London - England captain Alastair Cook said
he was looking forward to the challenge of facing Pakistan following his side's
commanding Test series win over Sri Lanka.
Rain meant only 12.2 overs were possible at
Lord's on Monday as the third Test ended in a draw.
But although denied a whitewash, England
had already done enough to secure a 2-0 series win after dominant victories by
an innings and 88 runs and nine wickets over the Lankans at Leeds and
England now hold Test series trophies
against every other major international side except Pakistan, who beat Cook's
men 2-1 in a three-match series in the United Arab Emirates in November last
However, they will have a chance to put
that right when they face Pakistan in a four-Test series starting at Lord's on
"They've got a very good (pace)
attack, backed up with spinners," Cook said of Pakistan.
"We're ready for them. We scored a lot
of runs against Australia's attack here last year - I think it's going to be a
While Test specialist Cook prepares for
Pakistan, wicket-keeper Jonny Bairstow will be looking to take his red-ball
form into the intervening five one-day internationals against Sri Lanka.
Bairstow's recall into England's one-day
squad was announced just as he was being confirmed as both man-of-the-match at
Lord's and the hosts' overall man of the Test series too.
His 167 not out in the first innings at
Lord's was his Test-best score and came amidst a series scoring-spree that saw
Bairstow total 387 runs at an average of 129, with the Yorkshireman also
holding 19 catches behind the stumps.
Together with James Anderson, who took 21
wickets at a stunningly low average of 10.80, Bairstow was the central figure
of the series.
Bairstow repeatedly helped England recover

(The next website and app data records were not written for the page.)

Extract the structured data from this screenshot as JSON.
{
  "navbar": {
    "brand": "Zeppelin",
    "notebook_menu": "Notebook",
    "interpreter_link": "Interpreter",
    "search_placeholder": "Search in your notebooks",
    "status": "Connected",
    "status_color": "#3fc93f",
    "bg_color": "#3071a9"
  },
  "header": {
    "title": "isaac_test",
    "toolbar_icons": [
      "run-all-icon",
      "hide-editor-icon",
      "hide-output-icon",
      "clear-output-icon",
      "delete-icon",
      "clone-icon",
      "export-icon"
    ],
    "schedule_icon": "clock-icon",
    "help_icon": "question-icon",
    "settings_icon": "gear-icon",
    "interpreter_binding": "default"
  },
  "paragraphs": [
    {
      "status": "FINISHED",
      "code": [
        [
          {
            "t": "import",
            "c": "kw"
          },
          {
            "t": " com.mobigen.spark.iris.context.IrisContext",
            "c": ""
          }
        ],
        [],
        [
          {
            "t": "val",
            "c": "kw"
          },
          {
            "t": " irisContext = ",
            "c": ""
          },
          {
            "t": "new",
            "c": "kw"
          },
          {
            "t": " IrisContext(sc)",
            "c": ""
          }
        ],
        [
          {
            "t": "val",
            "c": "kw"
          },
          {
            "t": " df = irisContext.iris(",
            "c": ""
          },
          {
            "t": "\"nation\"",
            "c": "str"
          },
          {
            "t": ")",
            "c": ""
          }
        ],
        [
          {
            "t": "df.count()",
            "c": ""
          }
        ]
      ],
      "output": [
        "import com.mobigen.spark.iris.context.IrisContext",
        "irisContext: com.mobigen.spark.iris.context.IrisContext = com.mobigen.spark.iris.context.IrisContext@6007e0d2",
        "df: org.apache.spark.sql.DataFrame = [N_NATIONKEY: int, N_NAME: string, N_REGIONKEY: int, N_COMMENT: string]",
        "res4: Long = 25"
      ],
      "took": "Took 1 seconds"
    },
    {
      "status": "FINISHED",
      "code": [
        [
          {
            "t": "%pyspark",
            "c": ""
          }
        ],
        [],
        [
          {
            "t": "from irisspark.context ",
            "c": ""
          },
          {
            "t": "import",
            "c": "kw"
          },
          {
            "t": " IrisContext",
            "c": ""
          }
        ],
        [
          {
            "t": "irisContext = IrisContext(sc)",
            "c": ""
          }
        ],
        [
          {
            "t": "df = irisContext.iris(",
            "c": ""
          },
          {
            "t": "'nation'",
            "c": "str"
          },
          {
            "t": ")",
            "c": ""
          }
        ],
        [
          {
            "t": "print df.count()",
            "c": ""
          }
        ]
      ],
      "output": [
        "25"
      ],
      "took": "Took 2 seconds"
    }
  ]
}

from top-order collapses against Sri Lanka and Cook likened his contribution to
that of retired former England wicket-keeper Matt Prior.
"He's very similar to Matt Prior...
when he was at his best, we could often be 100 for five and he'd change the
momentum," explained Cook.
Prior's wicket-keeping came under intense
scrutiny early in his career, especially as England - be it Alan Knott, Bob
Taylor or Jack Russell - have long prided themselves on their glove men.
Bairstow, himself the son of the late
former Yorkshire and England wicket-keeper David Bairstow, also found his work
in the field being called into question after he floored a couple of seemingly
straightforward chances against Sri Lanka.
"Jonny is enjoying both roles,"
"He knows how hard he has to work at
his keeping - that is a conversation we do have," added the captain, who
has been able to observe Bairstow's work closely from his position at first
Bairstow, meanwhile, was pleased at
maintaining the form he showed in South Africa, where his 150 not out in Cape
Town in January gave him a maiden Test century.
"Off the back of South Africa, it was
important to start the summer well," he said.
"I hope this is just the start of
something that will be special for a while."
For Sri Lanka captain Angelo Mathews, the
hope is his side, having had time to adjust to English conditions, will raise
their game in the white-ball formats.
However, the all-rounder accepted England
were a much improved one-day team from the side that Sri Lanka thrashed by nine
wickets at last year's World Cup in Wellington.
"They play positive cricket and you
have got to be on your toes and really good to beat England in the ODI series
that's coming up," Mathews said.